- _ASSIGNED TASK_: Any picture in the listing is left out of the copy; all else is duplicated exactly.

- _INFORMATION SUPPLIED_:
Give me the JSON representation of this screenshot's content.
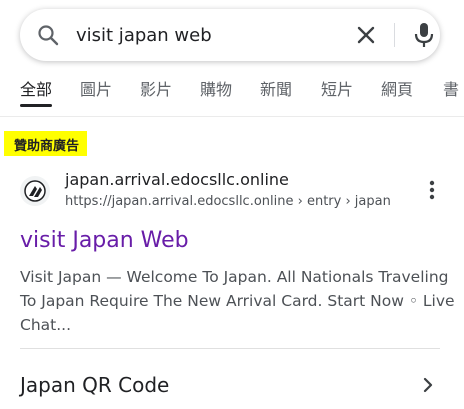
{
  "search": {
    "query": "visit japan web"
  },
  "tabs": [
    {
      "label": "全部",
      "active": true
    },
    {
      "label": "圖片"
    },
    {
      "label": "影片"
    },
    {
      "label": "購物"
    },
    {
      "label": "新聞"
    },
    {
      "label": "短片"
    },
    {
      "label": "網頁"
    },
    {
      "label": "書"
    }
  ],
  "ad": {
    "sponsored_label": "贊助商廣告",
    "site_name": "japan.arrival.edocsllc.online",
    "url": "https://japan.arrival.edocsllc.online › entry › japan",
    "title": "visit Japan Web",
    "snippet_lines": [
      "Visit Japan — Welcome To Japan. All Nationals Traveling",
      "To Japan Require The New Arrival Card. Start Now ◦ Live",
      "Chat..."
    ],
    "sitelink": "Japan QR Code"
  },
  "colors": {
    "title_link": "#681da8",
    "highlight": "#ffff00",
    "mic_blue": "#1a73e8"
  },
  "icons": [
    "search-icon",
    "close-icon",
    "mic-icon",
    "more-vert-icon",
    "chevron-right-icon"
  ]
}
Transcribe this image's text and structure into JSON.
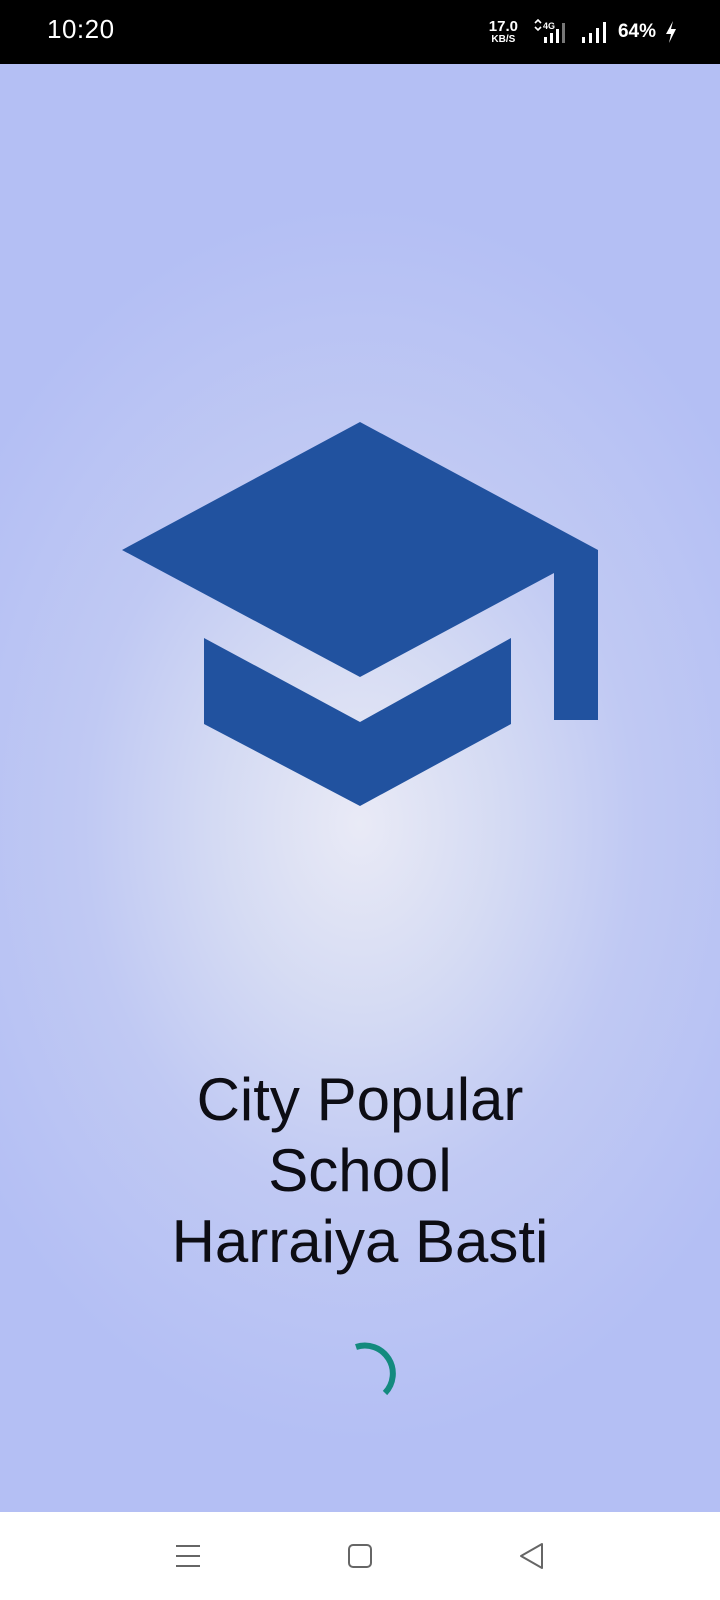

- _RESPONSE BOX_:
Give me the JSON representation of this screenshot's content.
{
  "search": {
    "query": "visit japan web"
  },
  "tabs": [
    {
      "label": "全部",
      "active": true
    },
    {
      "label": "圖片"
    },
    {
      "label": "影片"
    },
    {
      "label": "購物"
    },
    {
      "label": "新聞"
    },
    {
      "label": "短片"
    },
    {
      "label": "網頁"
    },
    {
      "label": "書"
    }
  ],
  "ad": {
    "sponsored_label": "贊助商廣告",
    "site_name": "japan.arrival.edocsllc.online",
    "url": "https://japan.arrival.edocsllc.online › entry › japan",
    "title": "visit Japan Web",
    "snippet_lines": [
      "Visit Japan — Welcome To Japan. All Nationals Traveling",
      "To Japan Require The New Arrival Card. Start Now ◦ Live",
      "Chat..."
    ],
    "sitelink": "Japan QR Code"
  },
  "colors": {
    "title_link": "#681da8",
    "highlight": "#ffff00",
    "mic_blue": "#1a73e8"
  },
  "icons": [
    "search-icon",
    "close-icon",
    "mic-icon",
    "more-vert-icon",
    "chevron-right-icon"
  ]
}
Transcribe this image's text and structure into JSON.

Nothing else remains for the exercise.